In that context, the AT&T/Time Warner deal looks less like a straightforward (if large) combination of content and communications assets - similar to the successful 2011 merger of Comcast and NBC Universal - and more like the next chapter in the former telephone company's ongoing reinvention.
Facing intense competition in its existing broadband, mobile and TV businesses from a variety of alternatives, AT&T hopes that acquiring the film and TV properties of Time Warner - notably HBO, CNN and Warner Bros. - will give it not only better cash flow but also more opportunities to combine its growing portfolio of assets with new innovations, particularly in mobile, to offer shared services to consumers.
These developments should all give the Trump White House pause. Why? In the final years of President Barack Obama's administration, regulators eager to ensure their own future relevance have inadvertently made things worse. The FCC in particular raced to cement traditional broadband and broadcast competition by limiting the ability of access providers to offer new services within the narrow and now meaningless classifications of an obsolete law.
As industries and technology converge, consequently, providers eager for growth are now forced to look outside the box. The Time Warner deal, along with Verizon's takeover of Yahoo and Comcast's new partnership with former adversary Netflix, dramatically highlight the unintended results.
Likewise, both industry change and regulatory mismatch are at the heart of CenturyLink's $24 billion dollar deal to acquire Level 3 - two companies facing existential threats. CenturyLink is stuck supporting dwindling telephone services the company is legally obliged to offer, while new cloud-based technologies threaten Level 3's business internet offerings. At least together, as some analysts see the deal, the companies might leverage their remaining profits in hopes of finding a more secure place in a new pecking order.
And Google Fiber's surprise decision to pull back from plans to offer ultra high-speed Internet to residential customers, finally, reflects in part the quickly-improving economics of alternative technologies, notably high-speed fixed mobile networks.

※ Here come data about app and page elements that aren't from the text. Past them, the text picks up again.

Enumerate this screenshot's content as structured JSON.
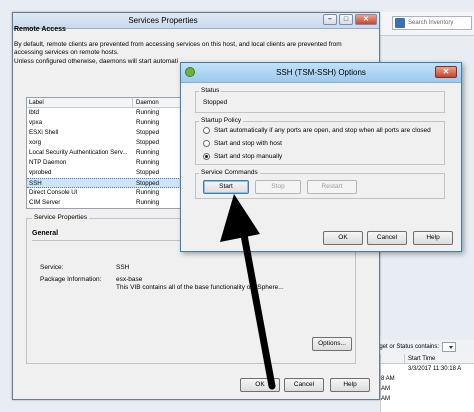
{
  "background_app": {
    "search_placeholder": "Search Inventory",
    "filter_label": "arget or Status contains:",
    "table_headers": [
      "",
      "Start Time"
    ],
    "table_rows": [
      [
        "",
        "3/3/2017 11:30:18 A"
      ],
      [
        "8 AM",
        ""
      ],
      [
        "AM",
        ""
      ],
      [
        "AM",
        ""
      ]
    ]
  },
  "services_dialog": {
    "title": "Services Properties",
    "remote_access_header": "Remote Access",
    "remote_access_desc": "By default, remote clients are prevented from accessing services on this host, and local clients are prevented from accessing services on remote hosts.",
    "remote_access_note": "Unless configured otherwise, daemons will start automati",
    "list_headers": {
      "label": "Label",
      "daemon": "Daemon"
    },
    "services": [
      {
        "label": "lbtd",
        "status": "Running",
        "selected": false
      },
      {
        "label": "vpxa",
        "status": "Running",
        "selected": false
      },
      {
        "label": "ESXi Shell",
        "status": "Stopped",
        "selected": false
      },
      {
        "label": "xorg",
        "status": "Stopped",
        "selected": false
      },
      {
        "label": "Local Security Authentication Serv...",
        "status": "Running",
        "selected": false
      },
      {
        "label": "NTP Daemon",
        "status": "Running",
        "selected": false
      },
      {
        "label": "vprobed",
        "status": "Stopped",
        "selected": false
      },
      {
        "label": "SSH",
        "status": "Stopped",
        "selected": true
      },
      {
        "label": "Direct Console UI",
        "status": "Running",
        "selected": false
      },
      {
        "label": "CIM Server",
        "status": "Running",
        "selected": false
      }
    ],
    "service_properties_label": "Service Properties",
    "general_header": "General",
    "service_key": "Service:",
    "service_value": "SSH",
    "package_key": "Package Information:",
    "package_value": "esx-base",
    "package_desc": "This VIB contains all of the base functionality of vSphere...",
    "options_button": "Options...",
    "ok_button": "OK",
    "cancel_button": "Cancel",
    "help_button": "Help"
  },
  "ssh_dialog": {
    "title": "SSH (TSM-SSH) Options",
    "status_label": "Status",
    "status_value": "Stopped",
    "startup_policy_label": "Startup Policy",
    "policies": [
      {
        "label": "Start automatically if any ports are open, and stop when all ports are closed",
        "selected": false
      },
      {
        "label": "Start and stop with host",
        "selected": false
      },
      {
        "label": "Start and stop manually",
        "selected": true
      }
    ],
    "service_commands_label": "Service Commands",
    "start_button": "Start",
    "stop_button": "Stop",
    "restart_button": "Restart",
    "ok_button": "OK",
    "cancel_button": "Cancel",
    "help_button": "Help"
  },
  "colors": {
    "accent_blue": "#3c7fb1",
    "selection": "#cfe3f7",
    "close_red": "#c8442c"
  }
}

But a big part of the cost of fiber comes from wrestling with local authorities over rights of way, construction, and zoning. Navigating city bureaucracies, even those eager to cooperate, quickly multiplies the price of deployment. Perhaps the biggest component of that cost is simply wasted time and unnecessary delay - factors both unfamiliar and unpalatable to the formerly software-only company.
For now, at least, as Frost & Sullivan's Rayburn notes, "content is king." And while consumers care more about who has the programs they want than the technology that delivers them, it's also true that regulators have pressed a heavy thumb to the scale, making consumer and enterprise broadband less attractive businesses going forward. Content may be king in part because everything else has been reduced to the level of a pawn.
So as the Trump administration belatedly prepares its technology policy, the best Silicon Valley and its customers worldwide can hope for is a recognition that slow-moving regulators, even with the best of intentions, can do very little good trying to shape a digital revolution already in progress.
As new interns are told on their first day in the emergency room: "Don't just do something. Stand there."
© 2016 The Washington Post